WILMINGTON, DE – The Arsht-Cannon Fund at the Delaware Community Foundation is proud to announce that it has awarded approximately $600,000 in grants during the 2013 fiscal year (July 1, 2012-June 30, 2013).
For the fifth straight year, the Arsht-Cannon Fund (ACF) has awarded grants to improve the quality of life for Hispanic families living in Delaware by supporting access to health care, education, and innovative youth programs.
“The most effective grant-making results in expanding opportunities for Hispanic Delawareans to improve their physical and mental health, life-long learning and education, employment, and empowerment. These impacts are essential for the growth of Delaware’s society and economy,” Arsht-Cannon Fund Director Dr. Christine Cannon said.
Healthcare grants targeted programs providing services Latino families need most. The ACF awarded grants to Christiana Care’s Promotoras for Healthy Families to reach 175 new families at high risk for cancer, diabetes, asthma, and HIV/AIDS through its collaboration with the Latin American Community Center and other community organizations in New Castle County. The ACF also awarded a grant to the Delaware Breast Cancer Coalition’s ¡VIDA!™ program, which provides Latinas in middle and western Sussex County with screenings, information and support. AIDS Delaware received a grant to increase HIV testing and to diagnose, treat, and instruct Latinos in their native language, to help reduce the spread of HIV/AIDS. The Ronald McDonald House also received a grant to continue providing culturally sensitive support and a nurturing environment for Latino families from Kent and Sussex counties.
Given the insufficient number of bilingual and bicultural mental health professionals in Kent and Sussex counties and the high demand for services, several agencies received support to hire qualified bilingual and bicultural therapists. The ACF made grants this year to La Red Health Center, Delaware Guidance Services (Parent–Child Interaction Therapy), Survivors of Abuse in Recovery, La Esperanza (mental health and domestic violence programs), the Family Counseling Center of St. Paul’s Church (Nurtured Heart Program), and the Limen House (drug and alcohol treatment).
The ACF continued its tradition of providing education grants to help families succeed by learning English and preparing for their continuing education and careers. This year, the ACF awarded grants to support English as a Second Language (ESL) programs conducted by the Latin American Community Center in Wilmington, La Esperanza in Georgetown, POLYTECH Adult Education in Dover/Camden, Literacy Volunteers Serving Adults, and the Lutheran Church of Our Savior in Rehoboth Beach. Additional education grants were awarded to the Food Bank of Delaware’s new Culinary School in Milford for scholarships for four Latinos, and the Schwartz Center for the Arts in Dover for the second annual Hispanic Heritage Month celebration on October 4 and 5, 2013.

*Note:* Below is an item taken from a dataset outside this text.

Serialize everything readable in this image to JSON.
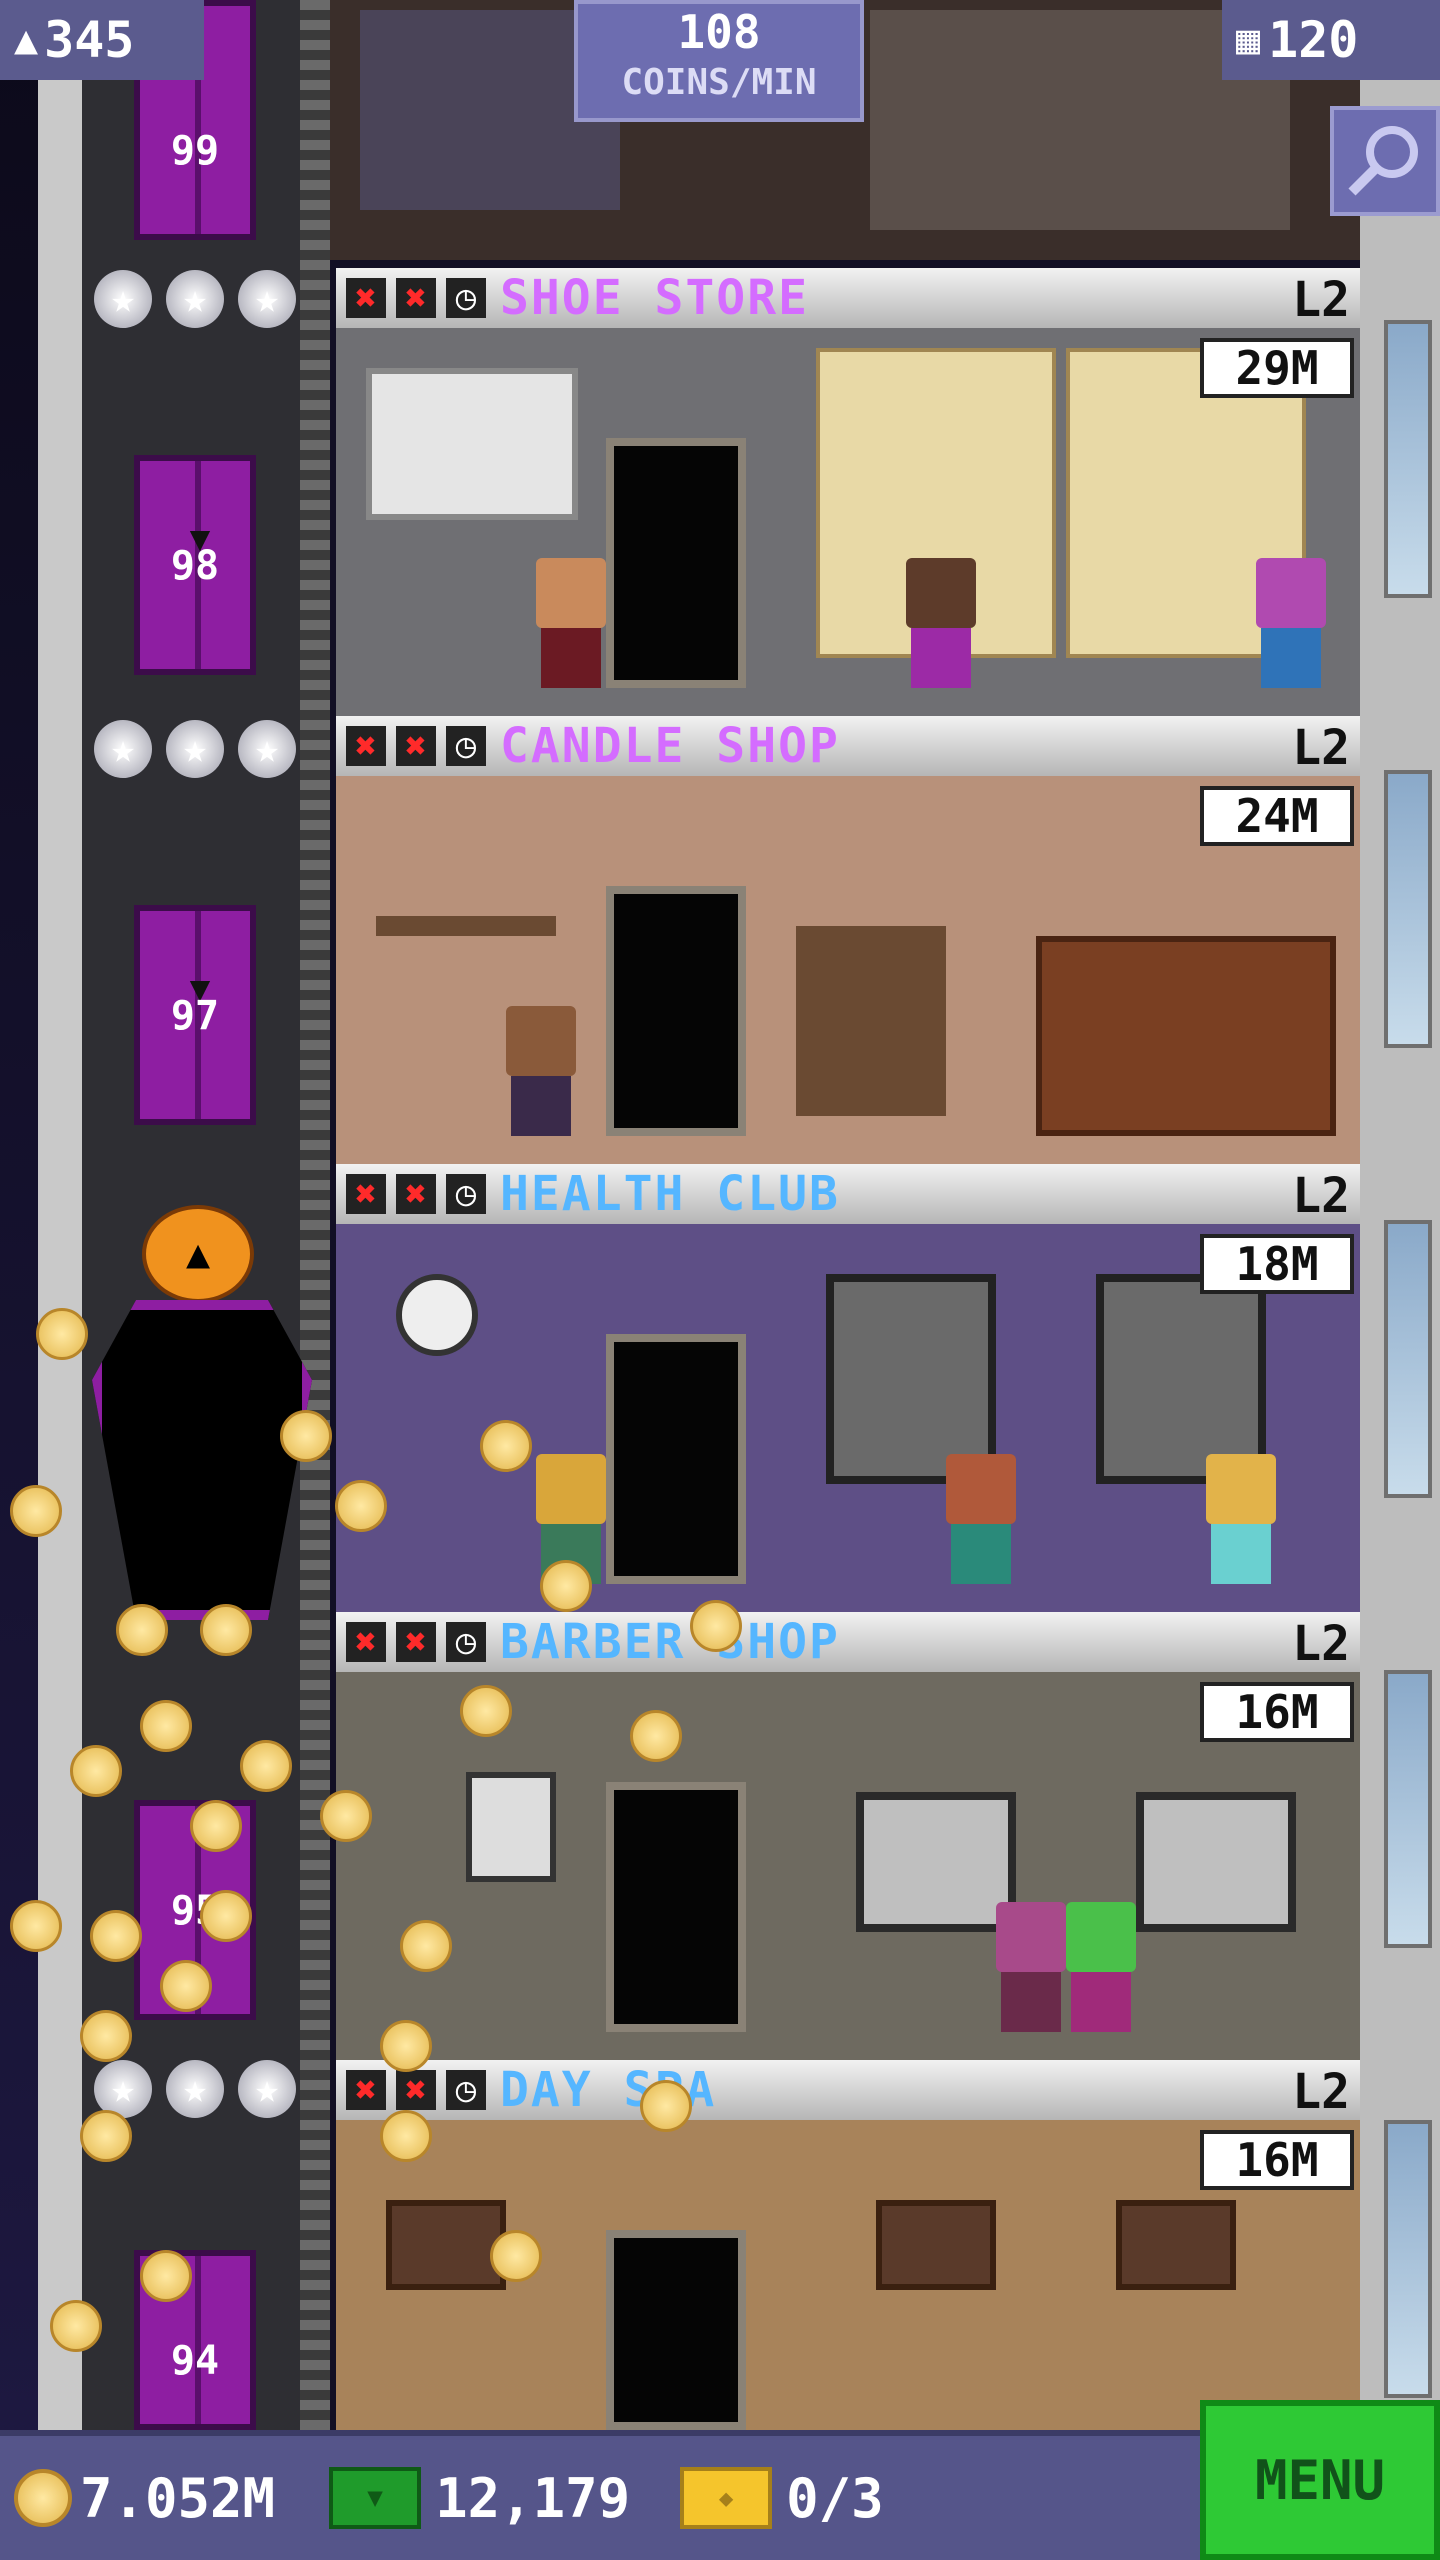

To support innovative youth programs that promote growth, education and leadership opportunities for Latinos, the ACF awarded grants for startup costs of the Academia Antonia Alonso, a dual-language, expeditionary learning charter school opening in Wilmington in 2014; scholarships for four amazing Latinos entering sixth grade at Nativity Preparatory School in 2013; and inclusion of more Latinas statewide in the Delaware Adolescent Program, Inc., an alternative school with many educational, health, and social service benefits for pregnant adolescents; and three classes of English Language Learners at Cape Henlopen High School to participate in the “Circles of Respect” Program, facilitated by internationally known restorative justice practitioner Charito Calvachi-Mateyko.